------ RECORDS TO PROCESS

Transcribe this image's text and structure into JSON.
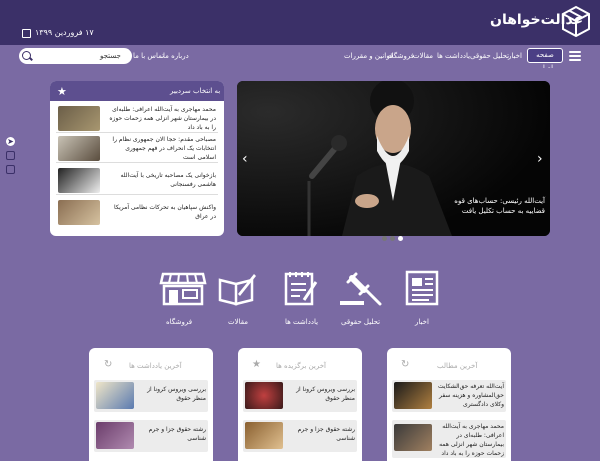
{
  "header": {
    "logo_text": "عدالت‌خواهان",
    "date": "۱۷ فروردین ۱۳۹۹"
  },
  "nav": {
    "home": "صفحه اصلی",
    "items": [
      "اخبار",
      "تحلیل حقوقی",
      "یادداشت ها",
      "مقالات",
      "فروشگاه",
      "قوانین و مقررات"
    ],
    "items_left": [
      "درباره ما",
      "تماس با ما"
    ],
    "search_placeholder": "جستجو"
  },
  "editor_picks": {
    "title": "به انتخاب سردبیر",
    "items": [
      {
        "text": "محمد مهاجری به آیت‌الله اعرافی: طلبه‌ای در بیمارستان شهر انزلی همه زحمات حوزه را به باد داد"
      },
      {
        "text": "مصباحی مقدم: حجا الا‌ن جمهوری نظام را انتخابات یک انحراف در فهم جمهوری اسلامی است"
      },
      {
        "text": "بازخوانی یک مصاحبه تاریخی با آیت‌الله هاشمی رفسنجانی"
      },
      {
        "text": "واکنش سپاهیان به تحرکات نظامی آمریکا در عراق"
      }
    ]
  },
  "slider": {
    "caption": "آیت‌الله رئیسی: حساب‌های قوه قضاییه به حساب تکلیل یافت",
    "slides": 3,
    "active": 3
  },
  "categories": [
    {
      "label": "اخبار",
      "icon": "newspaper-icon"
    },
    {
      "label": "تحلیل حقوقی",
      "icon": "gavel-icon"
    },
    {
      "label": "یادداشت ها",
      "icon": "notepad-icon"
    },
    {
      "label": "مقالات",
      "icon": "book-icon"
    },
    {
      "label": "فروشگاه",
      "icon": "shop-icon"
    }
  ],
  "cards": {
    "notes": {
      "title": "آخرین یادداشت ها",
      "items": [
        {
          "text": "بررسی ویروس کرونا از منظر حقوق"
        },
        {
          "text": "رشته حقوق جزا و جرم شناسی"
        }
      ]
    },
    "featured": {
      "title": "آخرین برگزیده ها",
      "items": [
        {
          "text": "بررسی ویروس کرونا از منظر حقوق"
        },
        {
          "text": "رشته حقوق جزا و جرم شناسی"
        }
      ]
    },
    "latest": {
      "title": "آخرین مطالب",
      "items": [
        {
          "text": "آیت‌الله تعرفه حق‌الشکایت حق‌المشاوره و هزینه سفر وکلای دادگستری"
        },
        {
          "text": "محمد مهاجری به آیت‌الله اعرافی: طلبه‌ای در بیمارستان شهر انزلی همه زحمات حوزه را به باد داد"
        }
      ]
    }
  },
  "colors": {
    "header": "#3b3068",
    "band": "#7a6aa3"
  }
}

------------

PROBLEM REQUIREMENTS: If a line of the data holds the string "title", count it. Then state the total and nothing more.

SOLUTION FOR THIS PROBLEM: 4